The National Institute of Allergy and Infectious Diseases (NIAID) is interested in supporting the advanced development of promising integrated clinical sample-to-answer multiplex diagnostic platforms for emerging and re-emerging infectious diseases.
Under the newly issued Broad Agency Announcement (BAA), NIAID is seeking responses from organizations developing multiplex platforms which may be a single operating unit capable of accepting a clinical sample, or be composed of a cartridge and cartridge-operating unit.

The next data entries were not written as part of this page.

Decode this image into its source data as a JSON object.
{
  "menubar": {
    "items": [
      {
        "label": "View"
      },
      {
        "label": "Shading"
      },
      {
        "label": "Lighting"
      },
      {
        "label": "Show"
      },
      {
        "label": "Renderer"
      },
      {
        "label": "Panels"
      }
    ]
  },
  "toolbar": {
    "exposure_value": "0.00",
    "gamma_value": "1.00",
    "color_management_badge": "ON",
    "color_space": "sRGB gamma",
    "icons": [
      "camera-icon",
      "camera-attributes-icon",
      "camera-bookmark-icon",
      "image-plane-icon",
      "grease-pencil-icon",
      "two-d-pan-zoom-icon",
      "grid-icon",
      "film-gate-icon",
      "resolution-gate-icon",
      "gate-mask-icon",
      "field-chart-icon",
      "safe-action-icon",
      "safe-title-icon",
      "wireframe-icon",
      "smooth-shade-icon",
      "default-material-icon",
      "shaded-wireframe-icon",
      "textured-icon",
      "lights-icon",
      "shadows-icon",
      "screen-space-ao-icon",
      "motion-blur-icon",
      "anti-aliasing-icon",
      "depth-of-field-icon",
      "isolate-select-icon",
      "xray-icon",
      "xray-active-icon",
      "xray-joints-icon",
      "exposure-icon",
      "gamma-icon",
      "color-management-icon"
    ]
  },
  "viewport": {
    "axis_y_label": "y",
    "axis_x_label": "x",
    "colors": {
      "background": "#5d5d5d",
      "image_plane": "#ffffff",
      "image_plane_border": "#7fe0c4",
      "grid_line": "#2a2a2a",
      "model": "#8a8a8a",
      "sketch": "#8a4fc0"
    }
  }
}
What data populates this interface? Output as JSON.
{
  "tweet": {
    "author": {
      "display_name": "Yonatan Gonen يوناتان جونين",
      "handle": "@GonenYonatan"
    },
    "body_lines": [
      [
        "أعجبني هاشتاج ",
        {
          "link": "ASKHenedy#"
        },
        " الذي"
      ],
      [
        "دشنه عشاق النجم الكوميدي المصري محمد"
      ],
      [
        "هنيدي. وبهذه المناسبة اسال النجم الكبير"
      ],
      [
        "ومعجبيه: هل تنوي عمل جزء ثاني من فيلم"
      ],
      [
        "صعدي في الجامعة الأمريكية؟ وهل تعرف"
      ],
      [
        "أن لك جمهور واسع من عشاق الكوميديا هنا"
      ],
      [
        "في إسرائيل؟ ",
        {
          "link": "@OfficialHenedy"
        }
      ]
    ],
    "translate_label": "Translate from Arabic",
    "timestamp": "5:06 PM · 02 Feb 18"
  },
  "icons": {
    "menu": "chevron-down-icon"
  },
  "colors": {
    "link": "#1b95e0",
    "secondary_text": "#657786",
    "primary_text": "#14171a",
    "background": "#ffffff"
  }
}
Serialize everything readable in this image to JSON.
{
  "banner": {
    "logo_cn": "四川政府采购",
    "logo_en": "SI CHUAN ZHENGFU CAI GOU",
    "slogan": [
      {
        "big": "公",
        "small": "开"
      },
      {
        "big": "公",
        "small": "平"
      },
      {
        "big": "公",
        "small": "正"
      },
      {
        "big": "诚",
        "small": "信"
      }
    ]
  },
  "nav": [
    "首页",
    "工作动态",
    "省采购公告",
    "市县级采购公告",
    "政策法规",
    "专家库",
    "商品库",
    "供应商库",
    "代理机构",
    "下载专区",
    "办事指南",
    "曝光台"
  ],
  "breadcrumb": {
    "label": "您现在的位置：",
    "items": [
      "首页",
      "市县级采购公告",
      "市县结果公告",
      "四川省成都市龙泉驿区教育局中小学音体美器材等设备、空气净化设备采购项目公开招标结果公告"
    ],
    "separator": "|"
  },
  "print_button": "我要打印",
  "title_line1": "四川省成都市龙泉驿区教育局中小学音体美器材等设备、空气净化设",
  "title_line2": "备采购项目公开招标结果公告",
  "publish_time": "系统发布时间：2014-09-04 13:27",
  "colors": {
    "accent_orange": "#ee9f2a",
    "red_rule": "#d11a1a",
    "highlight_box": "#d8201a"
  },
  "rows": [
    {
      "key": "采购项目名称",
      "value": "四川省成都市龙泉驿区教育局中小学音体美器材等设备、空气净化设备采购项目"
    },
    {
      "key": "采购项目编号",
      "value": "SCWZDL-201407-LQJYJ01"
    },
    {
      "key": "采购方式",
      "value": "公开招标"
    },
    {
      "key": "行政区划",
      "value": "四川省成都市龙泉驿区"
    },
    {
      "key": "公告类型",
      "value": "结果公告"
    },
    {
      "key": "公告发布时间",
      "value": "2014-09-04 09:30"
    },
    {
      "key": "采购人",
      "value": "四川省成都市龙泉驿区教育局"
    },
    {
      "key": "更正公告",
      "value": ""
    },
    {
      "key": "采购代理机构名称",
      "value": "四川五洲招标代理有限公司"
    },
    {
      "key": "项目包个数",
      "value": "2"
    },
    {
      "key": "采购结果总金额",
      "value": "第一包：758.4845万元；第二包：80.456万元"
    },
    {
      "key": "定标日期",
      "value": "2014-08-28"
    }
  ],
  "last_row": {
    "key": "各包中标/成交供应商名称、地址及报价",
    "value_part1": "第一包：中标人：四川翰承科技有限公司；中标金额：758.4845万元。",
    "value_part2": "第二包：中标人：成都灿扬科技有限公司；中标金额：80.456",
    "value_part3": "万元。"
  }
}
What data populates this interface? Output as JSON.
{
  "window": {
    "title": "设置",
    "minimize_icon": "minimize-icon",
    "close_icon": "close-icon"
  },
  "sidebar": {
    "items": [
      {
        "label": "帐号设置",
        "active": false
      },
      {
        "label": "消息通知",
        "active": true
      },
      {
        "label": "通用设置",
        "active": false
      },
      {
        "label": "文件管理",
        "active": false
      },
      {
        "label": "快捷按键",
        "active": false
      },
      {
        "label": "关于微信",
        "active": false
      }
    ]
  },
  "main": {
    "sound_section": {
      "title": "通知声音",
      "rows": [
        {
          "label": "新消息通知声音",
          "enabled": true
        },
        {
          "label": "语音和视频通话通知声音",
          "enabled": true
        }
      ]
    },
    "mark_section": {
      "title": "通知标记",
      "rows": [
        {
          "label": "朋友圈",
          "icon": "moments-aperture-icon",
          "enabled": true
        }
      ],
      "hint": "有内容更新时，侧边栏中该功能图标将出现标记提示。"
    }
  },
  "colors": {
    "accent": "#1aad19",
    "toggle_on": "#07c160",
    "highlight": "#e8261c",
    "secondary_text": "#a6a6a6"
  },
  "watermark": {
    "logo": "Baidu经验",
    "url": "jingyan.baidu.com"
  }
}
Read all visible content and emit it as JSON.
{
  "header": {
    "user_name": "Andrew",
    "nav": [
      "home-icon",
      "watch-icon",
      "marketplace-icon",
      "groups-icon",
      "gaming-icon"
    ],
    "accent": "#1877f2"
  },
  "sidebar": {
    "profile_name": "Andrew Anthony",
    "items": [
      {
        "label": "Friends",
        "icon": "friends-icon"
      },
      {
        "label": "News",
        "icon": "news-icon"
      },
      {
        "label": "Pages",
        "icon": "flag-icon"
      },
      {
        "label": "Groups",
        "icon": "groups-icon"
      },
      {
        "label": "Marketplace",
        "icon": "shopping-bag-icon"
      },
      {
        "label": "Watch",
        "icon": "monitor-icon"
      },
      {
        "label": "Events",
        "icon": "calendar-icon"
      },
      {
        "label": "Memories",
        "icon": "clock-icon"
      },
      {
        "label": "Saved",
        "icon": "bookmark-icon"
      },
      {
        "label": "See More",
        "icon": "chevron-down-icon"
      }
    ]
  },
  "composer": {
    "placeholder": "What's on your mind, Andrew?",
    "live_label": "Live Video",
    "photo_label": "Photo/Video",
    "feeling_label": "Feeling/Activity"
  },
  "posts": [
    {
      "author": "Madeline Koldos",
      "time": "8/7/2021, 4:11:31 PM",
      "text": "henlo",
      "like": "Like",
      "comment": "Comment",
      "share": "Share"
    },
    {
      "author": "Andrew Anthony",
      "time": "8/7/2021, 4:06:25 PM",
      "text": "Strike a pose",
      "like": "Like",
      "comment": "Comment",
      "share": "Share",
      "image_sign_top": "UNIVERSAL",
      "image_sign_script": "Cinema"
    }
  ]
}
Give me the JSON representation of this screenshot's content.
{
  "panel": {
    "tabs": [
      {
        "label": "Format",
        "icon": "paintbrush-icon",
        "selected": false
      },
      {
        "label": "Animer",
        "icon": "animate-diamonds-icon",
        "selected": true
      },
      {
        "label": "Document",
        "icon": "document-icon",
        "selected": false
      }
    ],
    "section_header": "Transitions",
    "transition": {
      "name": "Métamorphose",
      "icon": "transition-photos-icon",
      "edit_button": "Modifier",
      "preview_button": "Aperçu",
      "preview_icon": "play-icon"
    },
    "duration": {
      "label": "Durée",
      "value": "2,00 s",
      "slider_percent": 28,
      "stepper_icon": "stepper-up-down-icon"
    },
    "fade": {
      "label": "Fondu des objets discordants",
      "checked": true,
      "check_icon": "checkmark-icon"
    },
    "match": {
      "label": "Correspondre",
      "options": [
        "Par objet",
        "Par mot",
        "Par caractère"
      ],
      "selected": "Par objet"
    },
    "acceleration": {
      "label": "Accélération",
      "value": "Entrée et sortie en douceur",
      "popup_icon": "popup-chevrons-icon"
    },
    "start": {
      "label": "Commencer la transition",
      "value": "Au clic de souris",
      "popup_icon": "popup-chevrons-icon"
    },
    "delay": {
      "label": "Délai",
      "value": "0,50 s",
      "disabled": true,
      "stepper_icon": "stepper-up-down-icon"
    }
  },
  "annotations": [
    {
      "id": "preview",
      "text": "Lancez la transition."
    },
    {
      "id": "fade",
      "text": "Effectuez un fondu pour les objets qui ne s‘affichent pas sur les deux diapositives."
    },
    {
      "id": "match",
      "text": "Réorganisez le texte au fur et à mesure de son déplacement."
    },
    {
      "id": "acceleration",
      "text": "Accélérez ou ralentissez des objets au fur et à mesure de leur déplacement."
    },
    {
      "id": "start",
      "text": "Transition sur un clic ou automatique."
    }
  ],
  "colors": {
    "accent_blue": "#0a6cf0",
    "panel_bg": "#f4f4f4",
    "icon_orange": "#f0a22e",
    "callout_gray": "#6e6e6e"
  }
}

The objective of the initiative is to advance the development of an integrated clinical sample-to-answer multiplex diagnostic platform up to and/or through the Food and Drug Administration (FDA) clearance process. Responses to the BAA must specifically address current diagnostic testing capabilities for Bacillus anthracis, Yersinia pestis, Francisella tularensis, and a minimum of two commonly diagnosed prevalent pathogens with similar early symptoms as the three required biothreat pathogens (fever, malaise, flu-like symptoms, etc.).
At the end of the performance period, it is expected that the integrated clinical sample-to-answer multiplex platform will:
- Detect all specified pathogens directly from a blood sample without a blood culture step
- Be designed for use in a primary healthcare setting or in low resource settings
- Generate actionable diagnostic results within a maximum of two hours
In addition to the detection of pathogens from blood, multiplex diagnostic tests to detect medically important pathogens in other types of clinical samples may be proposed as appropriate for an offeror’s instrument, including saliva, sputum, urine, feces and/or other types of clinical samples. The capability to provide information regarding antimicrobial sensitivity or resistance of the pathogens is also strongly desired.
NIAID estimates that the average annual total cost (direct and indirect costs combined) for up to 3 contracts is six million dollars.
Further requirements are detailed under Solicitation Number: NIHAI2014009.